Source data
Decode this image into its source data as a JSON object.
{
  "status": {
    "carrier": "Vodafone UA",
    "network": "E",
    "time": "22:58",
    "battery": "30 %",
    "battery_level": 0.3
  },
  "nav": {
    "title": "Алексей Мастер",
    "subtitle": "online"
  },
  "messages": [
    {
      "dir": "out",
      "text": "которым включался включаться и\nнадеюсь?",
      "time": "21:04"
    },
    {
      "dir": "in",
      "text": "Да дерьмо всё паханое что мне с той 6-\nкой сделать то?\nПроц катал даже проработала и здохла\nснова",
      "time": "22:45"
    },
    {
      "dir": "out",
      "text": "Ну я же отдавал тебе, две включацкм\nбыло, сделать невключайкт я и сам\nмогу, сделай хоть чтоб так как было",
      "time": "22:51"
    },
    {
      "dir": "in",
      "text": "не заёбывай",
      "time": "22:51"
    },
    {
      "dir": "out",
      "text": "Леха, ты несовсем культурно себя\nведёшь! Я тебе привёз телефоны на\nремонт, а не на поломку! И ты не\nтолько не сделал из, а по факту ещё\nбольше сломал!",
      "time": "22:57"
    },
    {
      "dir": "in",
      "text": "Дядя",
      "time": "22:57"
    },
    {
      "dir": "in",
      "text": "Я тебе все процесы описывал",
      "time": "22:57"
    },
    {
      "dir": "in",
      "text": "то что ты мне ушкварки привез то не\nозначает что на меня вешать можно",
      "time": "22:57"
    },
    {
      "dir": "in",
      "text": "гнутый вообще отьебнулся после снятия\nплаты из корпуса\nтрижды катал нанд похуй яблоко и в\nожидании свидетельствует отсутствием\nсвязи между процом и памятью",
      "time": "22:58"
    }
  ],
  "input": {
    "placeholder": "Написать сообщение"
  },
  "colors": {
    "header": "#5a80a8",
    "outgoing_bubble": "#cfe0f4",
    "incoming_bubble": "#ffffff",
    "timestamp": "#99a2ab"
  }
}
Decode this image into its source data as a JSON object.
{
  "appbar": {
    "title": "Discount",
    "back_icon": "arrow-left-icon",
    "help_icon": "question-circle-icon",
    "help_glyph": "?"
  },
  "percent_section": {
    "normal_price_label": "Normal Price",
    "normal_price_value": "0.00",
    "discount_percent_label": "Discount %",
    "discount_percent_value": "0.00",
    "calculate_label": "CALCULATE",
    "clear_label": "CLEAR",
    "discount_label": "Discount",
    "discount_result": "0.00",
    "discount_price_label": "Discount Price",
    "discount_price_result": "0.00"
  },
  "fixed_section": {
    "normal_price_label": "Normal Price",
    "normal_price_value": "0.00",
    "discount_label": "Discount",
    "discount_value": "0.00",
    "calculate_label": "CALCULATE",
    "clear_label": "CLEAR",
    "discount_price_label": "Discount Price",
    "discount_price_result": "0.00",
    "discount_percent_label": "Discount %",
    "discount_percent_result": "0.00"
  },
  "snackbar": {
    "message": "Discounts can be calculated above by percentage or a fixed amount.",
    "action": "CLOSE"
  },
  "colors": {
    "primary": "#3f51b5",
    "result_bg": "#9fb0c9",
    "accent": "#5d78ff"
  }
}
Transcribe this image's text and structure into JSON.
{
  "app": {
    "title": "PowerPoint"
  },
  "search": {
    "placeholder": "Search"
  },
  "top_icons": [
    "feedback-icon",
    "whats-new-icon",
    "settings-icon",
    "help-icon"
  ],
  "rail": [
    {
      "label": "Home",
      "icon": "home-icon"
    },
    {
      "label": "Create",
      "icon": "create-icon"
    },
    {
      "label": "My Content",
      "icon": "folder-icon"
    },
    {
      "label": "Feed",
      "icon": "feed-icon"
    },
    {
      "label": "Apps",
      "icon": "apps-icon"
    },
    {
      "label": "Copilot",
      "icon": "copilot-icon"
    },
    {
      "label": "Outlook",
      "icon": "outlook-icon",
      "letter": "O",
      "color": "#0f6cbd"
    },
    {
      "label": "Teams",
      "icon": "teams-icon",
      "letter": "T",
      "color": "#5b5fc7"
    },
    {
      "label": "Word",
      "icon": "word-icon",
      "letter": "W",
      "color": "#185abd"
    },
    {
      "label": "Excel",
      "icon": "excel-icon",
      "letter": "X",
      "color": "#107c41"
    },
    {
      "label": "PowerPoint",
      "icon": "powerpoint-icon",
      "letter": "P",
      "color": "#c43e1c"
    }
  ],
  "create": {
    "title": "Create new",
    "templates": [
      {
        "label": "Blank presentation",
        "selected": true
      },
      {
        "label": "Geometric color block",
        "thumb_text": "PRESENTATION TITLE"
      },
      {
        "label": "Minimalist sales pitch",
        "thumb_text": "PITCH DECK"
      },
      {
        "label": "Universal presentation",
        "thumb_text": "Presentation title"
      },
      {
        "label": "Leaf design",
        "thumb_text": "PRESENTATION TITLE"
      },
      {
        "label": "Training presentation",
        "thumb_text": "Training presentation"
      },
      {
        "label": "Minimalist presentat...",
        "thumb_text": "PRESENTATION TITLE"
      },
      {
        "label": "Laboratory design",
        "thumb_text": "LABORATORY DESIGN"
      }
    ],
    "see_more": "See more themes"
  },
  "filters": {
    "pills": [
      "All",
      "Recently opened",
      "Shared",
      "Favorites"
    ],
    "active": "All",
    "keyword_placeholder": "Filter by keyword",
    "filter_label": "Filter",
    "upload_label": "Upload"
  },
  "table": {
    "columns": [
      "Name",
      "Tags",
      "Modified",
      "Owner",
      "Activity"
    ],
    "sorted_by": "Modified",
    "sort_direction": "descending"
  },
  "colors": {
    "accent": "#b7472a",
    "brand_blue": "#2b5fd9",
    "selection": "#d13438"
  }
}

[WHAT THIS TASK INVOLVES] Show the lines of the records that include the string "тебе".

[EXPECTED ANSWER]
      "text": "Ну я же отдавал тебе, две включацкм\nбыло, сделать невключайкт я и сам\nмогу, сделай хоть чтоб так как было",
      "text": "Леха, ты несовсем культурно себя\nведёшь! Я тебе привёз телефоны на\nремонт, а не на поломку! И ты не\nтолько не сделал из, а по факту ещё\nбольше сломал!",
      "text": "Я тебе все процесы описывал",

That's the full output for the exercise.